How does alcohol affect our brains and what does that have to do with beer goggles? That’s the subject of a comical new two-minute video, titled How Beer Goggles Work. Created by motion design studio leftchannel for Men’s Health, How Beer Goggles Work perfectly blends the matter-of-fact tone of an old educational film with a classic character animation style, to craft something scientific, informative and yet full of histrionics.
“Given the engaging tone of Men’s Health and the illustrated print piece this is based on, it made sense to appropriate a classic cel animated look, particularly a nostalgic Chuck Jones/Looney Toons cartoon,” Alberto Scirocco, leftchannel’s Creative Director says. “For the most part this piece is all hand-drawn, with elements of CGI composited in. The technique is complicated because of the frame-by-frame nature of cel animation, but also because we were referencing a classic animation look we knew we needed to pay attention to every detail.”

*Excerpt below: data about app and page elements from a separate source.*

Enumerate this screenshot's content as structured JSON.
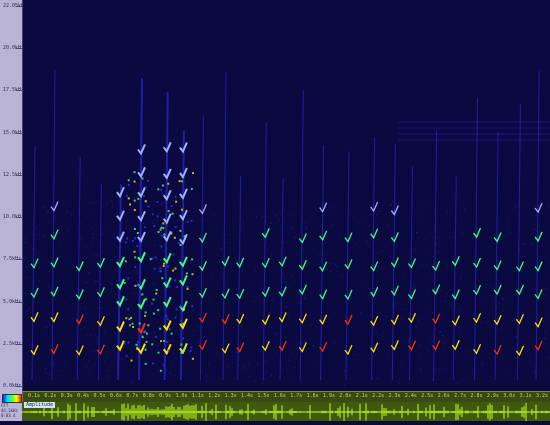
{
  "frequency_ruler": {
    "labels": [
      "22.05kHz",
      "20.0kHz",
      "17.5kHz",
      "15.0kHz",
      "12.5kHz",
      "10.0kHz",
      "7.5kHz",
      "5.0kHz",
      "2.5kHz",
      "0.0kHz"
    ]
  },
  "time_ruler": {
    "labels": [
      "0.1s",
      "0.2s",
      "0.3s",
      "0.4s",
      "0.5s",
      "0.6s",
      "0.7s",
      "0.8s",
      "0.9s",
      "1.0s",
      "1.1s",
      "1.2s",
      "1.3s",
      "1.4s",
      "1.5s",
      "1.6s",
      "1.7s",
      "1.8s",
      "1.9s",
      "2.0s",
      "2.1s",
      "2.2s",
      "2.3s",
      "2.4s",
      "2.5s",
      "2.6s",
      "2.7s",
      "2.8s",
      "2.9s",
      "3.0s",
      "3.1s",
      "3.2s"
    ]
  },
  "corner_panel": {
    "line1": "FFT",
    "line2": "44.1kHz",
    "line3": "0:03.4"
  },
  "waveform": {
    "label": "Amplitude"
  },
  "colors": {
    "background": "#0a0a40",
    "low": "#3030ff",
    "mid": "#40ff80",
    "high": "#ffe000",
    "peak": "#ff3000",
    "waveform": "#c8ff20"
  }
}
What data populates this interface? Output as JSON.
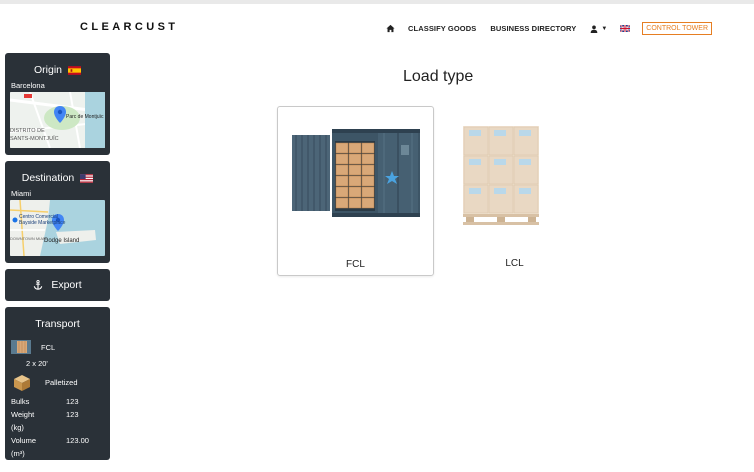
{
  "header": {
    "logo": "CLEARCUST",
    "nav": {
      "classify_goods": "CLASSIFY GOODS",
      "business_directory": "BUSINESS DIRECTORY",
      "control_tower": "CONTROL TOWER"
    }
  },
  "sidebar": {
    "origin": {
      "title": "Origin",
      "city": "Barcelona",
      "map_label_1": "Parc de Montjuïc",
      "map_label_2": "DISTRITO DE",
      "map_label_3": "SANTS-MONTJUÏC"
    },
    "destination": {
      "title": "Destination",
      "city": "Miami",
      "map_label_1": "Centro Comercial",
      "map_label_2": "Bayside Marketplace",
      "map_label_3": "Dodge Island",
      "map_label_4": "DOWNTOWN MIAMI"
    },
    "export": {
      "label": "Export"
    },
    "transport": {
      "title": "Transport",
      "mode": "FCL",
      "containers": "2 x 20'",
      "packing": "Palletized",
      "bulks_label": "Bulks",
      "bulks_value": "123",
      "weight_label": "Weight",
      "weight_value": "123",
      "weight_unit": "(kg)",
      "volume_label": "Volume",
      "volume_value": "123.00",
      "volume_unit": "(m³)"
    }
  },
  "main": {
    "title": "Load type",
    "options": [
      {
        "label": "FCL",
        "selected": true
      },
      {
        "label": "LCL",
        "selected": false
      }
    ]
  },
  "colors": {
    "sidebar_bg": "#2a3138",
    "accent_orange": "#e67e22",
    "container_teal": "#3d5566"
  }
}
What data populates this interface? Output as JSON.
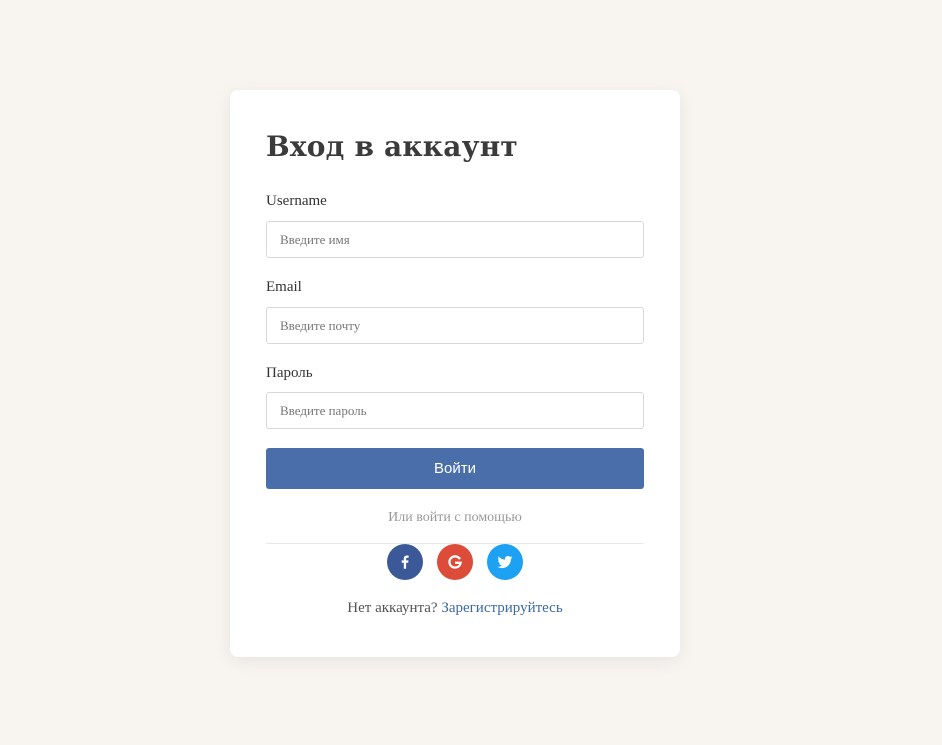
{
  "form": {
    "title": "Вход в аккаунт",
    "username": {
      "label": "Username",
      "placeholder": "Введите имя",
      "value": ""
    },
    "email": {
      "label": "Email",
      "placeholder": "Введите почту",
      "value": ""
    },
    "password": {
      "label": "Пароль",
      "placeholder": "Введите пароль",
      "value": ""
    },
    "submit_label": "Войти",
    "social_caption": "Или войти с помощью",
    "social": [
      {
        "name": "facebook",
        "icon": "facebook-icon",
        "color": "#3b5998"
      },
      {
        "name": "google",
        "icon": "google-icon",
        "color": "#dd4b39"
      },
      {
        "name": "twitter",
        "icon": "twitter-icon",
        "color": "#1da1f2"
      }
    ],
    "footer_text": "Нет аккаунта?",
    "register_link": "Зарегистрируйтесь"
  },
  "colors": {
    "page_background": "#f8f5f1",
    "primary_button": "#4a6ea9",
    "link": "#3b6aa6"
  }
}
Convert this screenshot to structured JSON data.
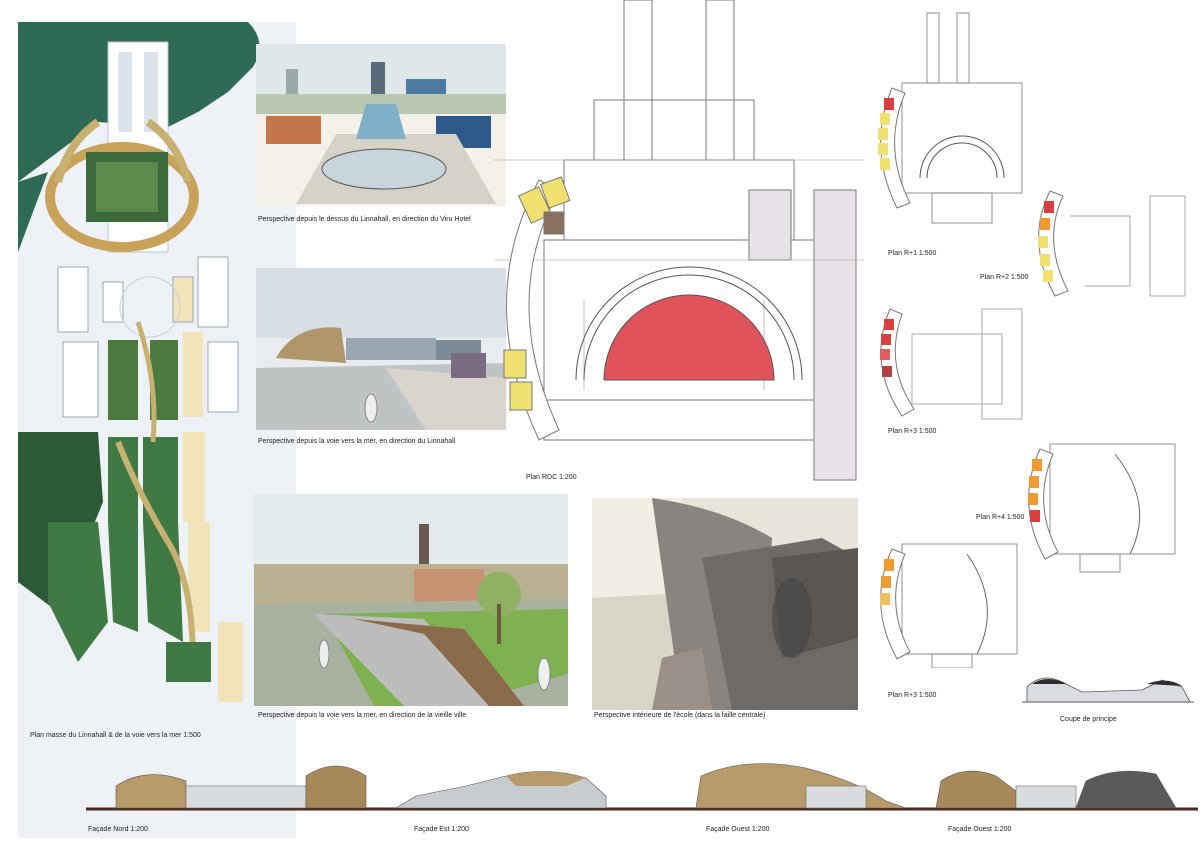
{
  "captions": {
    "persp1": "Perspective depuis le dessus du Linnahall, en direction du Viru Hotel",
    "persp2": "Perspective depuis la voie vers la mer, en direction du Linnahall",
    "persp3": "Perspective depuis la voie vers la mer, en direction de la vieille ville",
    "persp4": "Perspective intérieure de l'école (dans la faille centrale)",
    "plan_masse": "Plan masse du Linnahall & de la voie vers la mer 1:500",
    "plan_rdc": "Plan RDC 1:200",
    "plan_r1": "Plan R+1 1:500",
    "plan_r2": "Plan R+2 1:500",
    "plan_r3a": "Plan R+3 1:500",
    "plan_r4": "Plan R+4 1:500",
    "plan_r3b": "Plan R+3 1:500",
    "coupe": "Coupe de principe",
    "facade_nord": "Façade Nord 1:200",
    "facade_est": "Façade Est 1:200",
    "facade_ouest1": "Façade Ouest 1:200",
    "facade_ouest2": "Façade Ouest 1:200"
  },
  "colors": {
    "sea": "#2f6a55",
    "park": "#3f7a45",
    "theatre": "#e0535a",
    "yellow": "#f0e070",
    "orange": "#ef9a30",
    "red": "#d84040",
    "brown": "#8a5a40",
    "wood": "#a89060"
  }
}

Completed in just two weeks, How Beer Goggles Work, takes viewers on a realistic and brash look at what happens the instant a male partakes of booze. Leftchannel’s animation entertainingly details the biological process of getting intoxicated, complete with cells dry-humping each other and a tipsy-looking brain with empty beer mugs floating around it.
In addition to the technical aspects of the animation process, leftchannel also went to great lengths to take make sure the piece was optimized for the multitude of ways audiences consume video content. Specifically, they made sure the short worked in both horizontal and vertical viewing modes, and in different aspect ratios for smart phones, tablets and traditional computers.
However, for Scirocco, one of the more challenging aspects of the piece was capturing the increasing tipsy movements of the animated characters.
”We wanted to show the progression of the character as he slowly transforms from sober to buzzed to drunk in a very deliberate way. Because of that, the animation had to be that much more precise and detailed.”